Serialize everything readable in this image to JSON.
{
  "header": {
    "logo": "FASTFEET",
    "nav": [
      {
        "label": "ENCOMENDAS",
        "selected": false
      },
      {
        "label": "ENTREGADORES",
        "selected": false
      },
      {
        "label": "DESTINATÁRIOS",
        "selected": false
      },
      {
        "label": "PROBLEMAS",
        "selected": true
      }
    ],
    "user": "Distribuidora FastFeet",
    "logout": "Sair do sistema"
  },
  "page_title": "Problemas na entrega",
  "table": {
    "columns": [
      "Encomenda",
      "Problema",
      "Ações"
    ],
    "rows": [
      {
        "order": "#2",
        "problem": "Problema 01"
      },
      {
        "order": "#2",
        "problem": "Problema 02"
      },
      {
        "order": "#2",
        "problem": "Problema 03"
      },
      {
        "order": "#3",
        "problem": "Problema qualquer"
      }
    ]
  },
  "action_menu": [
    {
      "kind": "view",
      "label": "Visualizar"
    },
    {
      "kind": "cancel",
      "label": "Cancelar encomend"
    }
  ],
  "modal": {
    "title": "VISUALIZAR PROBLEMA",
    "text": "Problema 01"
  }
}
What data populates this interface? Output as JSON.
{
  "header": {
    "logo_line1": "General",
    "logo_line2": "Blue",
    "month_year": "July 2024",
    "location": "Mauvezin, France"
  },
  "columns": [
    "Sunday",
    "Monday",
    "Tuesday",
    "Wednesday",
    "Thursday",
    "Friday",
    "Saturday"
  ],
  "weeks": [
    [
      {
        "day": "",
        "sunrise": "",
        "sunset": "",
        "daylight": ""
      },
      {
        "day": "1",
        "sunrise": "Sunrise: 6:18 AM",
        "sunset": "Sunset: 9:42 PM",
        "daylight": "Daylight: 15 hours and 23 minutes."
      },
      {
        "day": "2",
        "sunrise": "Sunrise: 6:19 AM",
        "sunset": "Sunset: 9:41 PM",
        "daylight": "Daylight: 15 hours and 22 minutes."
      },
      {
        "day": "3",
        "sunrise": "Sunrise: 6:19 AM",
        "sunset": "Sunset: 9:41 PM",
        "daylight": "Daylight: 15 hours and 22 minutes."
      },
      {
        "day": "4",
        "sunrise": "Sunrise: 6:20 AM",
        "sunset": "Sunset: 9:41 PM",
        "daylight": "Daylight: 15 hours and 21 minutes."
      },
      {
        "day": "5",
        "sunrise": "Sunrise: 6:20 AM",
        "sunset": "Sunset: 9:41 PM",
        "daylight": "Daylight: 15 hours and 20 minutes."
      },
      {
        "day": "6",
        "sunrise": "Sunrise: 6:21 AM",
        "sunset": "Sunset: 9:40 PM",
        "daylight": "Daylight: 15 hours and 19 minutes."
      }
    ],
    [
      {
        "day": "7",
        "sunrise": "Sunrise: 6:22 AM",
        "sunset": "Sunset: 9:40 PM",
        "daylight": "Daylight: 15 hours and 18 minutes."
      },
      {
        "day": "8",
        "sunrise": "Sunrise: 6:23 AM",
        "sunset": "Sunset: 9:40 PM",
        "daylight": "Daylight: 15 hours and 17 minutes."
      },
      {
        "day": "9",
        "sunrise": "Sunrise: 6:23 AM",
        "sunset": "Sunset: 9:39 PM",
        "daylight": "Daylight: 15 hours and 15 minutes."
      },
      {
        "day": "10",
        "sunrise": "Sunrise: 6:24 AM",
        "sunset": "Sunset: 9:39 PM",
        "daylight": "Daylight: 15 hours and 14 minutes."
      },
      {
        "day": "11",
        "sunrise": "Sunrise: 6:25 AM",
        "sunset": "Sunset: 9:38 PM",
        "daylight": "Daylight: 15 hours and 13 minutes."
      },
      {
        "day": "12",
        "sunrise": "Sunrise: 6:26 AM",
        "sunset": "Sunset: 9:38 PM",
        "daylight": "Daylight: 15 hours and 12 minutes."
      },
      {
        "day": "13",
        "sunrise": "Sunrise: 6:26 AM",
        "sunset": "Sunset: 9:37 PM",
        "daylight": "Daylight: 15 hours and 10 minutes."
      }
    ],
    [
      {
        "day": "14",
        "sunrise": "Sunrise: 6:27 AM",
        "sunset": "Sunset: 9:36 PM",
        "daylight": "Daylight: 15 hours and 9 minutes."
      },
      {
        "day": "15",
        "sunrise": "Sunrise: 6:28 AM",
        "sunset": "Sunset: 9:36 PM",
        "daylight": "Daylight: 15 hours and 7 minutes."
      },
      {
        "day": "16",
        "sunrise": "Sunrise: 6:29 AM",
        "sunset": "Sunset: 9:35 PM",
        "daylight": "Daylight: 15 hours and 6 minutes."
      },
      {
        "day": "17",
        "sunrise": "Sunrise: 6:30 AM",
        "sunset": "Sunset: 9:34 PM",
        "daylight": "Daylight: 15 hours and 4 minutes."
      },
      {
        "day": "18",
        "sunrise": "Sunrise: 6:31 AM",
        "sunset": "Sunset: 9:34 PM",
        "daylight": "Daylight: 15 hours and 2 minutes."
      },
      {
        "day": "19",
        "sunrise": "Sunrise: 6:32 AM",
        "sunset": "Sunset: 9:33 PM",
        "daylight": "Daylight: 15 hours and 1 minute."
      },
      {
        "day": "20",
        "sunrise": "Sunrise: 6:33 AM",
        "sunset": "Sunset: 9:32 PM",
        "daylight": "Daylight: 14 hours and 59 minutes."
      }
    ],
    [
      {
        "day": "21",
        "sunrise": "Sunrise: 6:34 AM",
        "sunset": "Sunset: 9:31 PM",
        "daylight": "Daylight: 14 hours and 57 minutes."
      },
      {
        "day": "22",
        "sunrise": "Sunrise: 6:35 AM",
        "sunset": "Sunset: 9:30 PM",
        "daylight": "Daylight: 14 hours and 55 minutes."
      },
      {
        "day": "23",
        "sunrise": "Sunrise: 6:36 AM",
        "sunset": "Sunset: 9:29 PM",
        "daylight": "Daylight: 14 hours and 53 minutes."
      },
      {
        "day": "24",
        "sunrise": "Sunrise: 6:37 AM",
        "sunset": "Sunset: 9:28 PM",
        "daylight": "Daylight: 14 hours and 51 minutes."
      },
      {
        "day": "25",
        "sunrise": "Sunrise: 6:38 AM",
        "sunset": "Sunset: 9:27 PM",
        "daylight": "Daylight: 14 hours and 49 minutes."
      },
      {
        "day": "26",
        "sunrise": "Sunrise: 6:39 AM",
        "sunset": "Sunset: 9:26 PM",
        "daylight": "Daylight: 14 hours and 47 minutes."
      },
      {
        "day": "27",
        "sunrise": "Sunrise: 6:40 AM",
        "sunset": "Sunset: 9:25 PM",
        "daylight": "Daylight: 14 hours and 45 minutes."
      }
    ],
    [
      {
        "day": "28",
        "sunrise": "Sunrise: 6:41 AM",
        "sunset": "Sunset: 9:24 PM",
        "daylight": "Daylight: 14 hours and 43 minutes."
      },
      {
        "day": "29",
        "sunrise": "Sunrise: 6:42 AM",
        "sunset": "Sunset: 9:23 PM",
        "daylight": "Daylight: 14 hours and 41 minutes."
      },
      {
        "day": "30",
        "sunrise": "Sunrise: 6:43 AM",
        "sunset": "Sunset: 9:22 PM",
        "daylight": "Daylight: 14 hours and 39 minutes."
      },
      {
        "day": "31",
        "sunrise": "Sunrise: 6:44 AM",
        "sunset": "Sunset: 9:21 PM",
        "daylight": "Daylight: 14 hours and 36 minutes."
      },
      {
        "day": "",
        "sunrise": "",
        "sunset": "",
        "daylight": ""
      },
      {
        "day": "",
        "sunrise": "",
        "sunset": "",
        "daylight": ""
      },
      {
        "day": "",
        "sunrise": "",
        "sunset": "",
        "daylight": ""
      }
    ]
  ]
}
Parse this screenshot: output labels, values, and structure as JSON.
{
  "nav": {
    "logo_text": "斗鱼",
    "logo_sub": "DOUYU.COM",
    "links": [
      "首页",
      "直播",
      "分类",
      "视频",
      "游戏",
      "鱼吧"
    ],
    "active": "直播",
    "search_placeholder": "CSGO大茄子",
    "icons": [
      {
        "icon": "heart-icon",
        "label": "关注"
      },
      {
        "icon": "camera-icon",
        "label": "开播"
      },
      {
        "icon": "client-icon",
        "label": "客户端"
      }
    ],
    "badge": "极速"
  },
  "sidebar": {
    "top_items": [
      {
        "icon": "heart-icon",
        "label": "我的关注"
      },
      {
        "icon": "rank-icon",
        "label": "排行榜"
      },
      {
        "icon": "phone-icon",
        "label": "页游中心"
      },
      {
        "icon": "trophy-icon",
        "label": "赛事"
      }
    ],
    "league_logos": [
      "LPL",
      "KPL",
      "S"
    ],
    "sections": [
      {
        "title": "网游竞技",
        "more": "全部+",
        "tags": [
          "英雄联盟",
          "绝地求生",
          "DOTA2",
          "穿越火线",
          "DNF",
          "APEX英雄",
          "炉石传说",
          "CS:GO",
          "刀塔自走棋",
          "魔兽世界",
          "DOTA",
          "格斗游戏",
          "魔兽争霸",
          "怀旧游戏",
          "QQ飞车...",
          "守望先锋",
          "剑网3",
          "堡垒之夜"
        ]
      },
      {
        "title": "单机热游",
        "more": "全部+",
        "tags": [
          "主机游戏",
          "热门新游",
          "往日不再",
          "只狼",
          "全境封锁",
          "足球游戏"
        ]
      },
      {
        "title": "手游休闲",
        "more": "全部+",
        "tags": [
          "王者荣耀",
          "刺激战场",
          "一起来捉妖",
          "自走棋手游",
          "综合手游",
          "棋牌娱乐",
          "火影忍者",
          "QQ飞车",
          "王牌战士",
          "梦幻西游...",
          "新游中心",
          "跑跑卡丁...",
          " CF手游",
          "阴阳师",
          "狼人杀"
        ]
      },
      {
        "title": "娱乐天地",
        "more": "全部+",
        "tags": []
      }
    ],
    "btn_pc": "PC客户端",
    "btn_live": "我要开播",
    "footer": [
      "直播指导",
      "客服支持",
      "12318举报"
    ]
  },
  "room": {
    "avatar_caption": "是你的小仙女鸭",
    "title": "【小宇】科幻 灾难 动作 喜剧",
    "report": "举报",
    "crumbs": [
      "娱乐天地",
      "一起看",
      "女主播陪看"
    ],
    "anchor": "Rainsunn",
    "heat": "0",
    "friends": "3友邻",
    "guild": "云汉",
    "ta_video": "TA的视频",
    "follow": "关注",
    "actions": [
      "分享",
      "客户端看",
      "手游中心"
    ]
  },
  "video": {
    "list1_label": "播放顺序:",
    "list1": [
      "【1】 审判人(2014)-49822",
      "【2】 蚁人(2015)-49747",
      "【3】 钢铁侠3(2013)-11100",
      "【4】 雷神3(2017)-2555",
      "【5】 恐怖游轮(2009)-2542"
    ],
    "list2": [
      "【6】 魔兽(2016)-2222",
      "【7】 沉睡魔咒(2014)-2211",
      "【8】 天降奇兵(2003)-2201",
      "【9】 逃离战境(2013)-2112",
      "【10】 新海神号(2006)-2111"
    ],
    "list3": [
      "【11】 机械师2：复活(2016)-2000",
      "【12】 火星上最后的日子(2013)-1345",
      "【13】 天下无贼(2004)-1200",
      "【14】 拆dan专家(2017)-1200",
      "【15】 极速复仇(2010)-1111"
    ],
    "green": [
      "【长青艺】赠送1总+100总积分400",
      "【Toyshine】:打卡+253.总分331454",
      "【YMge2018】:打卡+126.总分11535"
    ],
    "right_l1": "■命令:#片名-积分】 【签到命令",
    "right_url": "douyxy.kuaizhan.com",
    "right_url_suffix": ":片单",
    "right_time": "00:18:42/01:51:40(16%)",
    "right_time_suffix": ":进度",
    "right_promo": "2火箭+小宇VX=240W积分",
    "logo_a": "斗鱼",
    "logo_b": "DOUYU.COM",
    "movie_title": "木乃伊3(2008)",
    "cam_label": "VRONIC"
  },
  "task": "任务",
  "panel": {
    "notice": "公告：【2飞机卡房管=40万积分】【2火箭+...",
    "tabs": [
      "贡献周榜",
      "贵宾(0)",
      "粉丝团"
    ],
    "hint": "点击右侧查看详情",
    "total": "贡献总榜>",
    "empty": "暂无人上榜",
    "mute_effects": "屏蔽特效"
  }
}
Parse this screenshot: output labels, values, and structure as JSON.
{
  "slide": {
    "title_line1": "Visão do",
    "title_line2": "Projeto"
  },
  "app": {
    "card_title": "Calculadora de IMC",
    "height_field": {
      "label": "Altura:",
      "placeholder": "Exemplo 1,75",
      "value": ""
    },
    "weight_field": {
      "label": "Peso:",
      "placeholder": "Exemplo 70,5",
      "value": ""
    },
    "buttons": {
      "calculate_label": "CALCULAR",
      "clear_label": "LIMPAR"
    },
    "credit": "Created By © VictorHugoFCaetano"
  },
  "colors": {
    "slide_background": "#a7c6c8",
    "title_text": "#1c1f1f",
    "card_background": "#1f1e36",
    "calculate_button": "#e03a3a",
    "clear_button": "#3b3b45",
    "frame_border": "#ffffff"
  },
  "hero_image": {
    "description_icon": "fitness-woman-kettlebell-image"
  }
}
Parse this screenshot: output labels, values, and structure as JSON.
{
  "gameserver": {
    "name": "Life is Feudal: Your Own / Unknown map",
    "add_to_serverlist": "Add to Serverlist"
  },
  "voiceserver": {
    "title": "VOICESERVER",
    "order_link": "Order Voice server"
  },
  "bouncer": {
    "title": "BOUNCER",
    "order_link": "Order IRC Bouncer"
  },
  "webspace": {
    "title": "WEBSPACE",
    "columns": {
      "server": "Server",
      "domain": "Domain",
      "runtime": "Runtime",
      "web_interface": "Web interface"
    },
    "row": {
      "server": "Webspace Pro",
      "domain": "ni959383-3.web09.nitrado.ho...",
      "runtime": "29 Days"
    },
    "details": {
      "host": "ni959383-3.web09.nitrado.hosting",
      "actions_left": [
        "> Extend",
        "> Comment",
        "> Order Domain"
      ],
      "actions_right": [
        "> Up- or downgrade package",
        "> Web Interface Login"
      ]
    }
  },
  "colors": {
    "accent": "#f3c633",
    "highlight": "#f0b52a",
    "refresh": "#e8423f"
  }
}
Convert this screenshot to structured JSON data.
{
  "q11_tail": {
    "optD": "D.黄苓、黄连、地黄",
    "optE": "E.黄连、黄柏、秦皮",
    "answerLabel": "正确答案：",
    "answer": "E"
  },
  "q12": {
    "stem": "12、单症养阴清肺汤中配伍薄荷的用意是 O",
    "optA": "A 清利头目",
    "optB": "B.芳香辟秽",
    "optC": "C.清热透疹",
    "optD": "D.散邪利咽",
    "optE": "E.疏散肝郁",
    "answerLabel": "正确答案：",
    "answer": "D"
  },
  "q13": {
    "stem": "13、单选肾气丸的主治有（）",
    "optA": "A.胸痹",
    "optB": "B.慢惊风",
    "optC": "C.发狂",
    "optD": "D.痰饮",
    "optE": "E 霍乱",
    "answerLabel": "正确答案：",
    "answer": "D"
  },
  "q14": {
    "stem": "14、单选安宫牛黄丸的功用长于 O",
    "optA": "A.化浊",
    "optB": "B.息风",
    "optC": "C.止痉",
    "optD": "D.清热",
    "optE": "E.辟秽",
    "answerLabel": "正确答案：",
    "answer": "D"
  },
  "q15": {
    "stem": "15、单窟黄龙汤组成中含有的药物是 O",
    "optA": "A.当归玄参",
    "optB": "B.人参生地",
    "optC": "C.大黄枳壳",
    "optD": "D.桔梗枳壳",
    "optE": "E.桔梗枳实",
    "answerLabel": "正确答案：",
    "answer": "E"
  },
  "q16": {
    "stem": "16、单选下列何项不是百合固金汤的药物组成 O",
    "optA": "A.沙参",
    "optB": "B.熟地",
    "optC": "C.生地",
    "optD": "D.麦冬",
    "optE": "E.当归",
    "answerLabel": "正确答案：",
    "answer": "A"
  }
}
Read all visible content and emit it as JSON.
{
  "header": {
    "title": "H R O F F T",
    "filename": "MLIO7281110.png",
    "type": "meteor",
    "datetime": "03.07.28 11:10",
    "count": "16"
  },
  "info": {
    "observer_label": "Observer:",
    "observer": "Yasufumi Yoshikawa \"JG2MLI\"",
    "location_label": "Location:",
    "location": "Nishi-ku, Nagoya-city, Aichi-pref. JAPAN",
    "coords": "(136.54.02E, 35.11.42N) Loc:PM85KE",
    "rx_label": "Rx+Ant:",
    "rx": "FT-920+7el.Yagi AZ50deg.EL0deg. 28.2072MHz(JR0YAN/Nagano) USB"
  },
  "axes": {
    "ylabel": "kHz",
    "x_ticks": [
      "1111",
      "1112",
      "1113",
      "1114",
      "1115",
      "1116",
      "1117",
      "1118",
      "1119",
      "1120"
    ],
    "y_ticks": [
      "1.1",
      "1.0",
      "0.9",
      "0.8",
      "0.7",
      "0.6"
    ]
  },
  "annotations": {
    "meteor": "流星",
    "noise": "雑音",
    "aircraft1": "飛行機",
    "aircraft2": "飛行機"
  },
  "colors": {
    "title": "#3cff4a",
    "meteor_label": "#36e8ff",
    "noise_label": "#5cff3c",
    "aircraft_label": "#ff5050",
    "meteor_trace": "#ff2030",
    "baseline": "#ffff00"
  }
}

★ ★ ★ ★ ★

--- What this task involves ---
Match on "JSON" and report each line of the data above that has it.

--- Expected answer ---
Serialize everything readable in this image to JSON.
What data populates this interface? Output as JSON.
Parse this screenshot: output labels, values, and structure as JSON.
Parse this screenshot: output labels, values, and structure as JSON.
Parse this screenshot: output labels, values, and structure as JSON.
Convert this screenshot to structured JSON data.
Read all visible content and emit it as JSON.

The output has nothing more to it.